Also in the garden was a Sad Flycatcher and plenty of American warblers such as Black-throated Blue and Cape May. After breakfast we headed uphill through Hardwar Gap and Blue Mountains National Park, birding the road to 1500m to a few hundred metres beyond the Gap Cafe.

Black-throated Blue Warbler
We found a Jamaican Blackbird (one of the more difficult endemics to find) probing epiphytes about 500 metres beyond the Gap, behaving like no other blackbird. A Jamaican Oriole was similarly probing the moss-laden vegetation.

Sad Flycatcher 
We saw a Ring-tailed Pigeon perched and several others flying over. Jamaican Becard and Jamaican Peewee were seen along with the two endemic thrushes – White-eyed Thrush and White-chinned, the latter much more common.\

White-chinned Thrush
Jamaican Vireos were plentiful and we found a couple of Blue Mountain Vireos without much trouble.

Jamaican Vireo
 Arrowhead Warbler was seen a few times along with Jamaican Euphonia and Jamaican Spindalis. Yellow-shouldered Grassquits were seen in close proximity to Yellow-faced and Black-faced Grassquits.

Loggerhead Kingbird
Other birds seen during a busy morning session in delightful surroundings included plenty of Loggerhead Kingbirds, Rufous-throated Solitaire, Jamaican Woodpecker and Greater Antillean Elaenia.  

Jamaican Becard
In the afternoon, Jamaican Mango was a surprise find at one of the garden hummer feeders. Just 200m from the lodge we flushed a Crested Quail-Dove from the road; the bird was found perched close by for excellent if brief close-up views.

Ring-tailed Pigeon
Our next morning followed a similar plan, though this time we birded as far as Woodside Drive. We had much better views of the Peewee and scored Greater Antillean Bullfinch, Jamaican Tody and Jamaican Elaenia. Another Crested Quail-Dove was flushed.

Jamaican Peewee
We lunched at the café at the pass (where a flyby Jamaican Lizard-Cuckoo was seen briefly) before visiting the Dennis Coffee Farm at Section. Organically grown coffee is processed here manually, bean by bean, by a team of energetic Rastafarian men enlivened by the odd puff of ganja.

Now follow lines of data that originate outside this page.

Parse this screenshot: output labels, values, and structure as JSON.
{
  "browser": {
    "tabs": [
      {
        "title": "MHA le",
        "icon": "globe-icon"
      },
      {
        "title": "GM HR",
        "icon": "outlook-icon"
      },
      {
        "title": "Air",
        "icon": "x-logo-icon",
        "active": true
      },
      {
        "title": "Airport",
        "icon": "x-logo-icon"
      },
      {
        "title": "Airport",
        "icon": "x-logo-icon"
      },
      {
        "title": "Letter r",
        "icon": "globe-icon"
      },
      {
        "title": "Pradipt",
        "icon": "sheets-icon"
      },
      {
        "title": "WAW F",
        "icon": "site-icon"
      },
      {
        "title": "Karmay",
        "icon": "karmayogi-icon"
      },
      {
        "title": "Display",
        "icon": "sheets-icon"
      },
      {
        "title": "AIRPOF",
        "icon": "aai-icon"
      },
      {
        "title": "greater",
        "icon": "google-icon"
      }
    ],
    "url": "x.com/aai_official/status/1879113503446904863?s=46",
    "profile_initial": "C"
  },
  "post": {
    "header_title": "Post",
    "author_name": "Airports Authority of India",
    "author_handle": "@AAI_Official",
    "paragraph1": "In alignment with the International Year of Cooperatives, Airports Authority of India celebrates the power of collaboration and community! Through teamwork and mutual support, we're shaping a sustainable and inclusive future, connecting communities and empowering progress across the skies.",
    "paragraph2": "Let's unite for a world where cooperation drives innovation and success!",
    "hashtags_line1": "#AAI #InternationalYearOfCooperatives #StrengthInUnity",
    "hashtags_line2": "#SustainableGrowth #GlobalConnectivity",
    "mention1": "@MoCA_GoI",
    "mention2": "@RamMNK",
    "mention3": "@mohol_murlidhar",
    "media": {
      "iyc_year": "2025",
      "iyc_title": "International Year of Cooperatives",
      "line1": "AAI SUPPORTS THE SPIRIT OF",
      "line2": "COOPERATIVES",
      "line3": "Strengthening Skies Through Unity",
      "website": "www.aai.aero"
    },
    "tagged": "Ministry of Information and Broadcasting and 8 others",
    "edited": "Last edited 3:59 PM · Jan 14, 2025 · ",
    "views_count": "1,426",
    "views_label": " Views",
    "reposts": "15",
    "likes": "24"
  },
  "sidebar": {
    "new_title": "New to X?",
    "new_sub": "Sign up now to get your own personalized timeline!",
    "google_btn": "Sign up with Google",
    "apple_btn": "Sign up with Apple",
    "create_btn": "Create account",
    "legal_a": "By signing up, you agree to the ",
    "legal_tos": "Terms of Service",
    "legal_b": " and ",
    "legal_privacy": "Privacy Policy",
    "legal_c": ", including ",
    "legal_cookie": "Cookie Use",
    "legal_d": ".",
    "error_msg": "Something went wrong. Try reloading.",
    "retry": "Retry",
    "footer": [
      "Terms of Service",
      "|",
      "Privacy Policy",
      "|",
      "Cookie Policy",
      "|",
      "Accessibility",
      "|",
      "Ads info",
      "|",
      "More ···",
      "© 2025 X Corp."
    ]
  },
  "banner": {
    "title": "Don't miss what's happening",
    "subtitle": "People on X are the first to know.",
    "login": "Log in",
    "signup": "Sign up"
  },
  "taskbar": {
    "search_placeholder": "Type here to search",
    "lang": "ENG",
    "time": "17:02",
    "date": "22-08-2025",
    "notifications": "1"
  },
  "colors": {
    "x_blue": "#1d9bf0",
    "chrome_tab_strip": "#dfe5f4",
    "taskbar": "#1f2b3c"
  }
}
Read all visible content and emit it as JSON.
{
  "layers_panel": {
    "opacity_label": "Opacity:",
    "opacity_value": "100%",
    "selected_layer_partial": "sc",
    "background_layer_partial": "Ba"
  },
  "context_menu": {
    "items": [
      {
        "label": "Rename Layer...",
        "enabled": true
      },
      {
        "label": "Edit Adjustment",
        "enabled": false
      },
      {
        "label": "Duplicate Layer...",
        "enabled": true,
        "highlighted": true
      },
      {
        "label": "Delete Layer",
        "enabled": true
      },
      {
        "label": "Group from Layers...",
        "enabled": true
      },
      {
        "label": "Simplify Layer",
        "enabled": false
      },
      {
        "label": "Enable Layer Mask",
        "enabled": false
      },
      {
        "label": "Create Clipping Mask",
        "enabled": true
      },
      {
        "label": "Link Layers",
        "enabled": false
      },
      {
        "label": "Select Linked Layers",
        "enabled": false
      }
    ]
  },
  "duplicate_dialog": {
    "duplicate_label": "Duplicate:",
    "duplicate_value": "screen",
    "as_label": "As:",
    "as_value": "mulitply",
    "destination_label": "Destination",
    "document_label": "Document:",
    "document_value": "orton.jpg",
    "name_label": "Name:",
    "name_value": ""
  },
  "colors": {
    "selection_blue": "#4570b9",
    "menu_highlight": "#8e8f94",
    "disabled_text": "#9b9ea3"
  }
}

Jamaican Oriole
We were up very early on our final morning for a fantastic encounter with the trickiest endemic - Jamaican Owl. A bird perched right over our heads in a tree in front of the lodge; it was attracted to the playback of a juvenile begging.

Jamaican Tody
We saw a Rufous-tailed Flycatcher in the garden before packing off and heading north to the coast to our destination for the nest 3 nights - the delightful Bay View Villas eco-resort a little east of Port Antonio.

Rufous-tailed Flycatcher
White-crowned Pigeon was common in trees about the lodge. We were up early for the 45-minute drive to John Crow Mountains National Parks along the Ecclesdown Road further east.

White-crowned Pigeon
We flushed our third Crested Quail-Dove for the trip early in the morning on the way in. We had heavy rain for the first couple of hours but when it cleared we quickly found both Yellow-billed Parrots and Black-billed Parrots in surprisingly good numbers - a total of about 60 Black-billeds and 110 Yellow-billeds.

Black-billed Parrot
We lured a Jamaican Crow into view with the playback of an Australian Raven call.

Jamaican Spindalis
We saw many birds seen earlier in the Blue Mountains including Rufous-tailed Flycatcher, Jamaican Spindalis and Jamaican Elaenia.

Rufous-throated Solitaire
Others included Rufous-throated Solitaire and Black-billed Streamertail, regarded by some as a separate species from Red-billed.

Black-billed Streamertail
During an afternoon drive around Port Antonio we enjoyed close-up views of Jamaican Mango.

Jamaican Mango
Our second morning at Port Antonio was spent walking several well-vegetated roads in the San San area, seeing little of interest other than nice views of Jamaican Lizard-Cuckoo. The Chesnut-bellied Cuckoo was inexplicably missed; 28 out of 29 possible targets were seen on what was an excellent trip.

Jamaican Lizard-Cuckoo
After leaving Port Antonio our last night in Jamaica was spent in Kingston at the Port Royal Hotel. On the way to Kingston we called into the Castleton Botanic Gardens, where we saw a pair of Jamaican Crows.

Jamaican Crow